Make sure a travel insurance policy is right for your needs by checking the table of benefits. Certain destinations offer excellent medical care, while others do not. In many cases, anything less than Comprehensive cover won’t take care of cancellations and medical evacuations. Similarly you made need to by optional extra cover for certain risky activities like scuba diving and water sports and winter sports at the snow.
3. Not all pre-existing medical conditions are covered
Check that your medical conditions are covered. Many pre-existing medical conditions are automatically covered by travel insurance. If yours is not on the list and you need to claim medical cover because of it, your claim may be rejected.
4. Comprehensive cover may be compulsory
Certain countries require proof of travel insurance in order to apply for entry visas or visas for longer stays. In most cases comprehensive cover is required to cover medical and hospital costs as we all medical transport and evacuations. This applies to countries in the Schengen Zone including Greece, Italy and Spain.
Apart from country restrictions, many tour operators and accommodation providers need to know that you’re adequately covered for medical emergencies. These include Contiki Tours and Stray Asia tours.
5. Read terms and conditions of credit card cover
Think your credit card insurance will be enough? Do your homework and read the fine print. The cover provided by credit cards is often limited and restricted to products or services bought using the card.
6. Cruise holidays need specialised cover
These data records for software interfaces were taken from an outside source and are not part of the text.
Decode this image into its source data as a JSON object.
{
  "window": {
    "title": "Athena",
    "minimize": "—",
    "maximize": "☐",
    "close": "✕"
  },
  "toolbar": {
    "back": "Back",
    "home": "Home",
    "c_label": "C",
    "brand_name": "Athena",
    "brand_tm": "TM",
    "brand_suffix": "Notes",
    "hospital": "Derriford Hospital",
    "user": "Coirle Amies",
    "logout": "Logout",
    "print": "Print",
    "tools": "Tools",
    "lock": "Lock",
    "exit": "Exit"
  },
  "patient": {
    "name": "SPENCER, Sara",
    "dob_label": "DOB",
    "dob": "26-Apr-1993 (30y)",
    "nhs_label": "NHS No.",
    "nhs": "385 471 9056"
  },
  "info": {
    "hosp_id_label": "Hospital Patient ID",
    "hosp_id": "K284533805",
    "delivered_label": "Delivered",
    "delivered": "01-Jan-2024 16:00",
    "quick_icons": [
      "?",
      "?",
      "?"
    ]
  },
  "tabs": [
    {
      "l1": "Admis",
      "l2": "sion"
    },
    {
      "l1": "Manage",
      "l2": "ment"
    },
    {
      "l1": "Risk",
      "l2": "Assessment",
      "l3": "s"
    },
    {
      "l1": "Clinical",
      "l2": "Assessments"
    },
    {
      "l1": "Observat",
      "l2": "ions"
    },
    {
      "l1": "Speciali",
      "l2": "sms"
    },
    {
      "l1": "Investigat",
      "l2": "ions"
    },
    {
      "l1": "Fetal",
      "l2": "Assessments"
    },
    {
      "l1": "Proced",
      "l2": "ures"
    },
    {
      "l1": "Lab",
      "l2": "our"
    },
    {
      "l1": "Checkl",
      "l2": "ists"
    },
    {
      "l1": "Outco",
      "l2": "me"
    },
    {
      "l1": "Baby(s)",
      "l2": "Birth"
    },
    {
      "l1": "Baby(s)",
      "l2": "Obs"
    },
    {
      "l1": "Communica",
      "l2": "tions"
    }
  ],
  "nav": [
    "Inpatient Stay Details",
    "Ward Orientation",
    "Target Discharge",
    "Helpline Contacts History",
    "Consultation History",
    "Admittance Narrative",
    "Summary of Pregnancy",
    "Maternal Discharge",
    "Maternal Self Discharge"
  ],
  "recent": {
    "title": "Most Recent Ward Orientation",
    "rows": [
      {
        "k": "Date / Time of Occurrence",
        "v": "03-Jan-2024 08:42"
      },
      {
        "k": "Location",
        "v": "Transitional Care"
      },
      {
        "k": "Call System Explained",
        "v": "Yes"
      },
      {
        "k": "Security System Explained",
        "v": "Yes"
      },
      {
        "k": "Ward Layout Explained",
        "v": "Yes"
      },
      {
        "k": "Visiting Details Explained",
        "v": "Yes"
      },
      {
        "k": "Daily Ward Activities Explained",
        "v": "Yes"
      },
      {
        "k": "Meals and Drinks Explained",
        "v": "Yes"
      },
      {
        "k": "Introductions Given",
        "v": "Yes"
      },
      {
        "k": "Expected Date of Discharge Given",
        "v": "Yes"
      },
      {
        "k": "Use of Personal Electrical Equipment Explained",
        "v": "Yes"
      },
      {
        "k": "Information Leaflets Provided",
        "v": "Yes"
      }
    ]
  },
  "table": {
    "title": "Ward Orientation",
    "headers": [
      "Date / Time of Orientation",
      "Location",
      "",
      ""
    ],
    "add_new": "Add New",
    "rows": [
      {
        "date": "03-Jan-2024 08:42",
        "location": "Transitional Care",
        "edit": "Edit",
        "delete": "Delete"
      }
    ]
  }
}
Going on a cruise? For cruise trips longer than 2 days you will need travel insurance in order to claim for cancellation and medical costs. Travel with Jane offers a Cruise Add-on with specialised cover for cruise, yacht and ferry trips in Australia and abroad.
7. Snowboarding and skiing needs extra cover
Heading to snow? You’ll most certainly need special winter sports cover to look after injuries or medical emergencies due to snowboarding and skiing. Due to the high probability of serious injuries, and the exorbitant cost of airlifting injured travellers off remote mountain tops, travel insurance providers require you to add specific snow cover to your policy. See our Snow Add-on.
8. Limits apply for pregnant travellers
Travelling while pregnant? There’s a limit to the days you’re allowed to fly up to, as well as be covered by travel insurance. In the event of an emergency birth overseas, your medical bill may be covered, but the costs of your newborn are definitely not covered. Learn more about how travel insurance works while pregnant, and check out Jane’s Pregnancy Add-on
9. Travel must start and end in Australia
You’re only covered if your policy is bought while you’re in Australia, not once you’ve left or arrived at your overseas destination. If you land, only to discover you need travel insurance as an entry visa condition, or a stipulation by your tour operator, you will be able to buy Australian travel insurance online, but any claim you make won’t be supported.
10. Natural disasters and disease outbreaks
Once a natural disaster, pandemic, or major global event with impacts on travel has been adequately announced in the media like the coronavirus, and by travel or health authorities, and you buy travel insurance, you’ll probably not be covered for a related claim.
That’s because travel insurance is there to take care of unforeseen events. Once an event is common knowledge, and a travel advisory to ‘do not travel’ has been issued by the Australian government, travellers buying flights, accomodation and insurance do so in full knowledge that their trip may be impacted.